There is a huge selection of locks to protect your bike from theft. This tip from Veloplus provides an overview of the most important types of lock. Before buying a lock, it is advisable to think about what kind of bike you want to lock and also to know in what environment and for how long the lock should provide protection. Every lock is always a compromise.
Because every manufacturer uses different security levels for their locks, they cannot be compared with competitor products. Veloplus therefore classifies each lock in a standardised way: the V-Level from 1 to 10 indicates how good the protection is. Even different types of locks can be categorised according to their security.

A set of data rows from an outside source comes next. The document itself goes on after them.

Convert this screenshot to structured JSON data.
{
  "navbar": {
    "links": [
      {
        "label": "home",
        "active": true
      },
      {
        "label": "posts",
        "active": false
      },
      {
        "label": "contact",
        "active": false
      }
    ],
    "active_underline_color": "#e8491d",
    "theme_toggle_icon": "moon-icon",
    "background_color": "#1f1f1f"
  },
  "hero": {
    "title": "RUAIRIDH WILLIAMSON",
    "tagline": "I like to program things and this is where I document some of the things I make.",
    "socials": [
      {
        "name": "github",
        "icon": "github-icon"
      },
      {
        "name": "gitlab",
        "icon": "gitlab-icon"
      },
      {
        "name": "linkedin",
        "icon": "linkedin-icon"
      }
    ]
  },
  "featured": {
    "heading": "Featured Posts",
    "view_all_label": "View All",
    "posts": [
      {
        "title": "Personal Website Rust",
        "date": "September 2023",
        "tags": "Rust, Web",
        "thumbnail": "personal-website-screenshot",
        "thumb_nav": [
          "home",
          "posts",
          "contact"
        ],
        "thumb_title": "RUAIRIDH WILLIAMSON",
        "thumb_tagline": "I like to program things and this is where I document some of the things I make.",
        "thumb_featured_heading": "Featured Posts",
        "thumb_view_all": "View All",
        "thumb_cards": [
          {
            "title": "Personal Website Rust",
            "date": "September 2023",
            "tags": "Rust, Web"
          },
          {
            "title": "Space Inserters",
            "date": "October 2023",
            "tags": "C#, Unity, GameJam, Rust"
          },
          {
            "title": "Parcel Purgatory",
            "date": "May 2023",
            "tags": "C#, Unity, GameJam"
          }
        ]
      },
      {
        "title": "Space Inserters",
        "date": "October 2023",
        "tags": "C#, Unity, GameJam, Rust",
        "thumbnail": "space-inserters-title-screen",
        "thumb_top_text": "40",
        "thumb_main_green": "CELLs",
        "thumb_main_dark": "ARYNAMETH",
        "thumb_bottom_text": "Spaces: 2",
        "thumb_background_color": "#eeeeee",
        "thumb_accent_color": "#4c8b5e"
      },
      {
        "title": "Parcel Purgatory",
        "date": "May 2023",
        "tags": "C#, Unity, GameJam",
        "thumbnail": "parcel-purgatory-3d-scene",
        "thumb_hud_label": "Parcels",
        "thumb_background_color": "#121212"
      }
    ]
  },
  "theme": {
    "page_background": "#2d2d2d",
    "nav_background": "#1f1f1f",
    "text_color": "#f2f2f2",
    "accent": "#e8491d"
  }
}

A U-lock offers the highest stability and most solid construction among locks - and therefore also the highest deterrent effect. Due to their shape and construction, however, these locks are heavy and bulky and not very flexible to handle. Brackets are available to attach the locks to the bike frame. In terms of security, it generally performs best in comparison with other lock types.


A folding lock has a solid construction that has a high deterrent effect. It consists of several links that are connected with joints. Their folding system makes them easier to handle than U-locks and easier to stow in rucksacks and bags. Folding locks are heavy, but like U-locks, there are also holders for carrying them around. Like U-locks, the high-priced folding locks with links made of hardened steel throughout offer the highest level of protection. Somewhat less secure: cheaper versions, for example, only have two metal bars encased in a plastic sheath


A good chain lock has a solid construction, but still offers a high degree of flexibility with simple operation and can be used practically anywhere and on any fastening object. The thicker the chain link, the greater the security, especially if the chain links are made of hardened steel. The locks generally offer good value for money and, regardless of their length, can always be conveniently wrapped around the seat post and carried, even if a solid chain lock weighs quite a bit. Although chain locks are not quite as robust as the best folding and U-locks, they are very resistant to external influences due to their sometimes solid construction.


An armoured cable lock looks similar to a conventional cable lock, but is many times more resistant. This is because, in addition to a wire cable in the core, the armoured cable is also covered with overlapping steel rings and a textile or plastic layer. They are somewhat stiffer than cable locks, but still offer more flexibility than folding and U-locks. In terms of security, armoured cable locks are in the middle of the field. Depending on the thickness of the armoured cable lock, the level can be increased, but then the manageability also decreases.


A cable lock, the most common form of which is the spiral cable lock, offers favourable basic protection for every bike. No matter where, no matter how: Due to its extremely easy handling, flexibility and range, the spiral cable lock can actually be used anywhere and at any time. It is also lightweight and can be attached to any bike for transport. A cable lock does not offer a high deterrent effect, is easy to crack and can hardly be loaded. However, the budget locks always provide protection against simply taking them with you.
A tip in collaboration with Veloplus